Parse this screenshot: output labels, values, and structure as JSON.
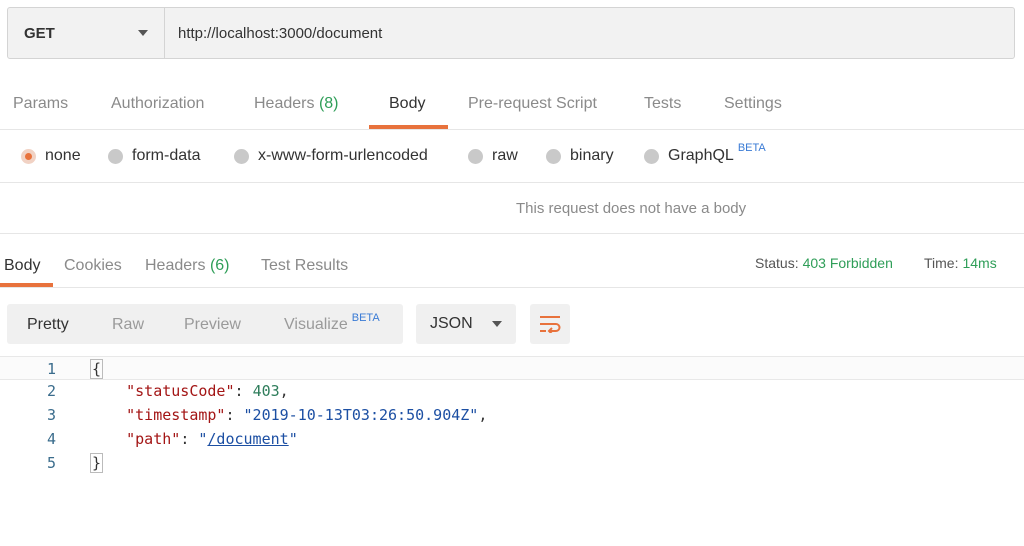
{
  "request": {
    "method": "GET",
    "url": "http://localhost:3000/document"
  },
  "request_tabs": {
    "params": "Params",
    "authorization": "Authorization",
    "headers": "Headers",
    "headers_count": "(8)",
    "body": "Body",
    "prerequest": "Pre-request Script",
    "tests": "Tests",
    "settings": "Settings"
  },
  "body_types": {
    "none": "none",
    "form_data": "form-data",
    "urlencoded": "x-www-form-urlencoded",
    "raw": "raw",
    "binary": "binary",
    "graphql": "GraphQL",
    "graphql_badge": "BETA"
  },
  "no_body_message": "This request does not have a body",
  "response_tabs": {
    "body": "Body",
    "cookies": "Cookies",
    "headers": "Headers",
    "headers_count": "(6)",
    "test_results": "Test Results"
  },
  "response_status": {
    "status_label": "Status:",
    "status_value": "403 Forbidden",
    "time_label": "Time:",
    "time_value": "14ms"
  },
  "view_modes": {
    "pretty": "Pretty",
    "raw": "Raw",
    "preview": "Preview",
    "visualize": "Visualize",
    "visualize_badge": "BETA"
  },
  "format": "JSON",
  "code": {
    "line_numbers": [
      "1",
      "2",
      "3",
      "4",
      "5"
    ],
    "open_brace": "{",
    "close_brace": "}",
    "entries": [
      {
        "key": "\"statusCode\"",
        "sep": ": ",
        "value": "403",
        "trail": ","
      },
      {
        "key": "\"timestamp\"",
        "sep": ": ",
        "value": "\"2019-10-13T03:26:50.904Z\"",
        "trail": ","
      },
      {
        "key": "\"path\"",
        "sep": ": ",
        "q1": "\"",
        "value": "/document",
        "q2": "\""
      }
    ]
  },
  "colors": {
    "accent": "#e8723c",
    "success": "#2f9e58",
    "beta": "#3a7bd5"
  },
  "icons": {
    "method_dropdown": "caret-down-icon",
    "format_dropdown": "caret-down-icon",
    "wrap": "wrap-lines-icon"
  }
}
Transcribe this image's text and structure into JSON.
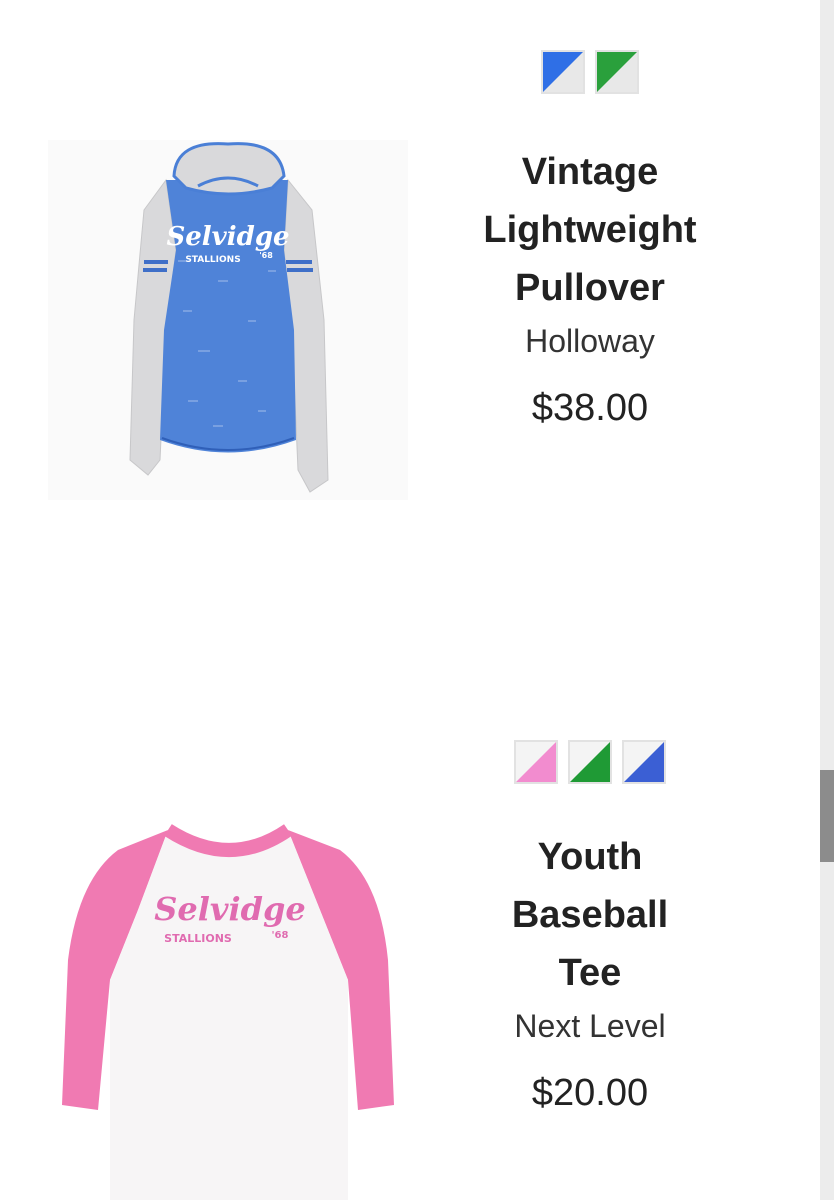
{
  "products": [
    {
      "name_lines": [
        "Vintage",
        "Lightweight",
        "Pullover"
      ],
      "brand": "Holloway",
      "price": "$38.00",
      "image": "vintage-pullover-image",
      "swatches": [
        {
          "color": "#2f6fe6",
          "name": "royal-heather"
        },
        {
          "color": "#2aa03c",
          "name": "kelly-heather"
        }
      ],
      "graphic_text": "Selvidge",
      "graphic_subtext": "STALLIONS",
      "graphic_year": "'68"
    },
    {
      "name_lines": [
        "Youth",
        "Baseball",
        "Tee"
      ],
      "brand": "Next Level",
      "price": "$20.00",
      "image": "youth-baseball-tee-image",
      "swatches": [
        {
          "color": "#f28ccf",
          "name": "pink"
        },
        {
          "color": "#1f9a35",
          "name": "green"
        },
        {
          "color": "#3b5fd4",
          "name": "royal"
        }
      ],
      "graphic_text": "Selvidge",
      "graphic_subtext": "STALLIONS",
      "graphic_year": "'68"
    }
  ]
}
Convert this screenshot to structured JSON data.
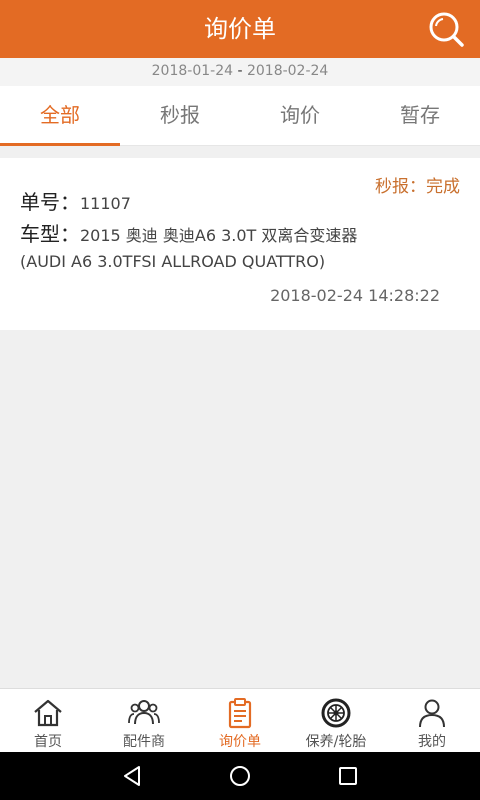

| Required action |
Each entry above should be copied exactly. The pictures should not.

| Reply |
Parse this screenshot: output labels, values, and structure as JSON.
{
  "request": {
    "method": "GET",
    "url": "http://localhost:3000/document"
  },
  "request_tabs": {
    "params": "Params",
    "authorization": "Authorization",
    "headers": "Headers",
    "headers_count": "(8)",
    "body": "Body",
    "prerequest": "Pre-request Script",
    "tests": "Tests",
    "settings": "Settings"
  },
  "body_types": {
    "none": "none",
    "form_data": "form-data",
    "urlencoded": "x-www-form-urlencoded",
    "raw": "raw",
    "binary": "binary",
    "graphql": "GraphQL",
    "graphql_badge": "BETA"
  },
  "no_body_message": "This request does not have a body",
  "response_tabs": {
    "body": "Body",
    "cookies": "Cookies",
    "headers": "Headers",
    "headers_count": "(6)",
    "test_results": "Test Results"
  },
  "response_status": {
    "status_label": "Status:",
    "status_value": "403 Forbidden",
    "time_label": "Time:",
    "time_value": "14ms"
  },
  "view_modes": {
    "pretty": "Pretty",
    "raw": "Raw",
    "preview": "Preview",
    "visualize": "Visualize",
    "visualize_badge": "BETA"
  },
  "format": "JSON",
  "code": {
    "line_numbers": [
      "1",
      "2",
      "3",
      "4",
      "5"
    ],
    "open_brace": "{",
    "close_brace": "}",
    "entries": [
      {
        "key": "\"statusCode\"",
        "sep": ": ",
        "value": "403",
        "trail": ","
      },
      {
        "key": "\"timestamp\"",
        "sep": ": ",
        "value": "\"2019-10-13T03:26:50.904Z\"",
        "trail": ","
      },
      {
        "key": "\"path\"",
        "sep": ": ",
        "q1": "\"",
        "value": "/document",
        "q2": "\""
      }
    ]
  },
  "colors": {
    "accent": "#e8723c",
    "success": "#2f9e58",
    "beta": "#3a7bd5"
  },
  "icons": {
    "method_dropdown": "caret-down-icon",
    "format_dropdown": "caret-down-icon",
    "wrap": "wrap-lines-icon"
  }
}
Transcribe this image's text and structure into JSON.
{
  "products": [
    {
      "name_lines": [
        "Vintage",
        "Lightweight",
        "Pullover"
      ],
      "brand": "Holloway",
      "price": "$38.00",
      "image": "vintage-pullover-image",
      "swatches": [
        {
          "color": "#2f6fe6",
          "name": "royal-heather"
        },
        {
          "color": "#2aa03c",
          "name": "kelly-heather"
        }
      ],
      "graphic_text": "Selvidge",
      "graphic_subtext": "STALLIONS",
      "graphic_year": "'68"
    },
    {
      "name_lines": [
        "Youth",
        "Baseball",
        "Tee"
      ],
      "brand": "Next Level",
      "price": "$20.00",
      "image": "youth-baseball-tee-image",
      "swatches": [
        {
          "color": "#f28ccf",
          "name": "pink"
        },
        {
          "color": "#1f9a35",
          "name": "green"
        },
        {
          "color": "#3b5fd4",
          "name": "royal"
        }
      ],
      "graphic_text": "Selvidge",
      "graphic_subtext": "STALLIONS",
      "graphic_year": "'68"
    }
  ]
}
Convert this screenshot to structured JSON data.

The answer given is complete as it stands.